Esperance mental health services funding

Esperance youth would benefit from a more ‘stable funding base’ in regards to mental health services, according to Western Australian Association for Mental Health board president Kerry Hawkins.

Ms Hawkins said although the demand for community mental health services was especially present in regional centres, funding for it remains ‘comparatively less’ than for other health issues.

“Any investment in prevention is money well spent,” she said.

“Supporting greater mental health literacy among all people in our community, teaching people to identify early warning signs of mental health issues in young people, and reducing the stigma around seeking help, are all important factors.

“However, there is also a particular need to invest more in community services for all people with mental health issues, including young people, to reduce reliance on expensive acute treatment – to catch people before it gets to crisis point.”

The statement comes just weeks after the federal government announced a $110 million funding boost for youth mental health services.

The funding was distributed to a number of organisations and services, with $46 million allocated to beyondblue’s school-based ‘Mental Health in Education’ initiative, $16 million for ‘Emerging Minds’ and their Child Mental Health program and $30 million for the headspace National Youth Mental Health Foundation’s national program.

Currently the closest headspace is in Kalgoorlie, around 400 kilometres from the Esperance town centre.

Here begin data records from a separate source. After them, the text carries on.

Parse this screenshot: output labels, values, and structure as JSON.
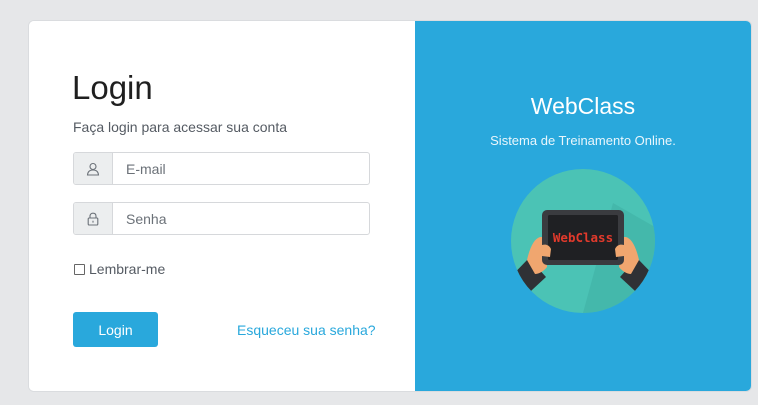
{
  "login_form": {
    "title": "Login",
    "subtitle": "Faça login para acessar sua conta",
    "email_placeholder": "E-mail",
    "password_placeholder": "Senha",
    "remember_label": "Lembrar-me",
    "remember_checked": false,
    "submit_label": "Login",
    "forgot_label": "Esqueceu sua senha?",
    "icons": {
      "email": "user-icon",
      "password": "lock-icon"
    }
  },
  "brand": {
    "name": "WebClass",
    "tagline": "Sistema de Treinamento Online.",
    "tablet_label": "WebClass"
  },
  "colors": {
    "background": "#e6e7e9",
    "accent": "#29a8dc",
    "card": "#ffffff",
    "illustration_circle": "#4bc3b5",
    "tablet_screen": "#222326",
    "tablet_text": "#e23a2c"
  }
}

Federal MP Rick Wilson said while there was no physical headspace office in Esperance, the Government had developed the eheadspace service, providing support to youth in O’Connor regardless of their location.

“We recognise that mental health impacts millions of people every year, including our youth, which is why we’re investing more money into support services for young Australians,” he said.

“All clinical and non-clinical professionals and services in the Esperance region that work with children are now able to access the National Workforce Centre.”

According to headspace, when it comes to deciding the location of headspace centres across Australia, it is the jurisdiction of the Federal Health Minister and Federal Department of Health.

For youth crisis support, call Lifeline on 13 11 14.